Emotional shock can be just as deadening as physical trauma. The body shuts down affected nerve centers until the trauma passes. Hence, Mr. Madhavan was able to pretend that the theater was showing some mythological movies of a most peculiar kind, and trudge on towards home. Crossing the road took some time as the hooves thundered past. His eyes did not dare rise above floor level. Kennedy Street was approximately where it should be, and his house was more or less at the expected spot. He started breathing a little easier. What a tale he would have for his friends tonight! Blow their socks off, it would… He rang the doorbell, smiling in anticipation of the surprise in his wife’s face. Maybe he’ll take her shopping for saris, or perhaps a movie… His surly son opened the door, pleasing his father for the first and last time in his life.  Mr. Madhavan stepped into the premises, his eyes searching for his dear girls. And here they came running, so excited to see him, hooves thudding into the floor, their tails wagging behind them, their faces so heartbreakingly-familiar.

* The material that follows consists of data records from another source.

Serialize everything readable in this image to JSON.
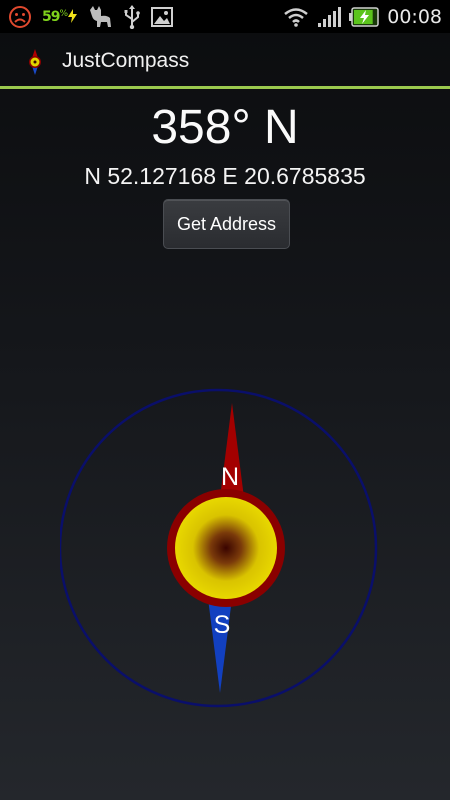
{
  "status_bar": {
    "battery_percent": "59",
    "battery_suffix": "%",
    "time": "00:08",
    "left_icons": [
      "sad-face-icon",
      "lightning-icon",
      "cat-icon",
      "usb-icon",
      "image-icon"
    ],
    "right_icons": [
      "wifi-icon",
      "signal-icon",
      "battery-icon"
    ],
    "battery_level": 0.59
  },
  "app_bar": {
    "title": "JustCompass",
    "accent_color": "#9bc94e"
  },
  "main": {
    "heading": "358° N",
    "coordinates": "N 52.127168 E 20.6785835",
    "get_address_label": "Get Address"
  },
  "compass": {
    "heading_degrees": 358,
    "north_label": "N",
    "south_label": "S",
    "ring_color": "#0a0f6a",
    "north_color": "#a00000",
    "south_color": "#1240c0",
    "hub_color": "#e2d500"
  }
}
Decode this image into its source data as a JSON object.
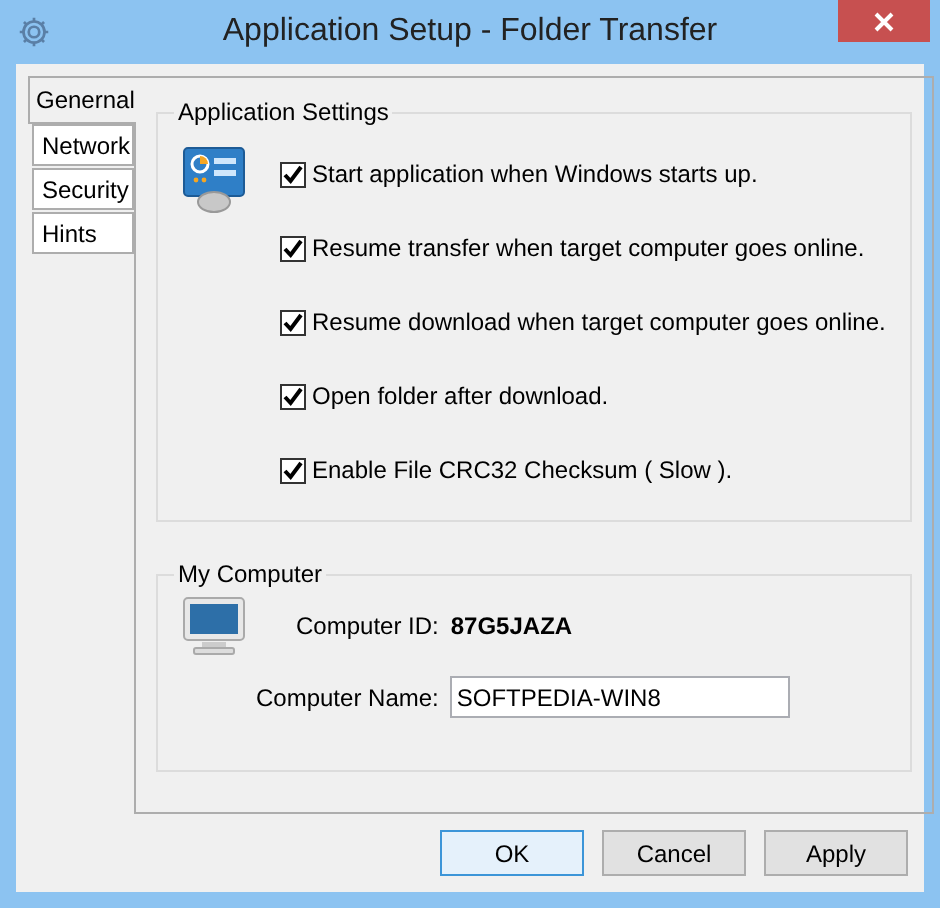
{
  "window": {
    "title": "Application Setup - Folder Transfer"
  },
  "tabs": [
    {
      "label": "Genernal",
      "selected": true
    },
    {
      "label": "Network",
      "selected": false
    },
    {
      "label": "Security",
      "selected": false
    },
    {
      "label": "Hints",
      "selected": false
    }
  ],
  "application_settings": {
    "title": "Application Settings",
    "options": [
      {
        "label": "Start application when Windows starts up.",
        "checked": true
      },
      {
        "label": "Resume transfer when target computer goes online.",
        "checked": true
      },
      {
        "label": "Resume download when target computer goes online.",
        "checked": true
      },
      {
        "label": "Open folder after download.",
        "checked": true
      },
      {
        "label": "Enable File CRC32 Checksum ( Slow ).",
        "checked": true
      }
    ]
  },
  "my_computer": {
    "title": "My Computer",
    "id_label": "Computer ID:",
    "id_value": "87G5JAZA",
    "name_label": "Computer Name:",
    "name_value": "SOFTPEDIA-WIN8"
  },
  "buttons": [
    {
      "label": "OK",
      "default": true
    },
    {
      "label": "Cancel",
      "default": false
    },
    {
      "label": "Apply",
      "default": false
    }
  ]
}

As their horns nuzzled him, lightly goring and teasing, and their “moos” filled the air, he slid to the urine-soaked floor and gazed upon his nearest and dearest in udder horror.

A science fiction piece by Prof. R Nagarajan (Dean I&AR)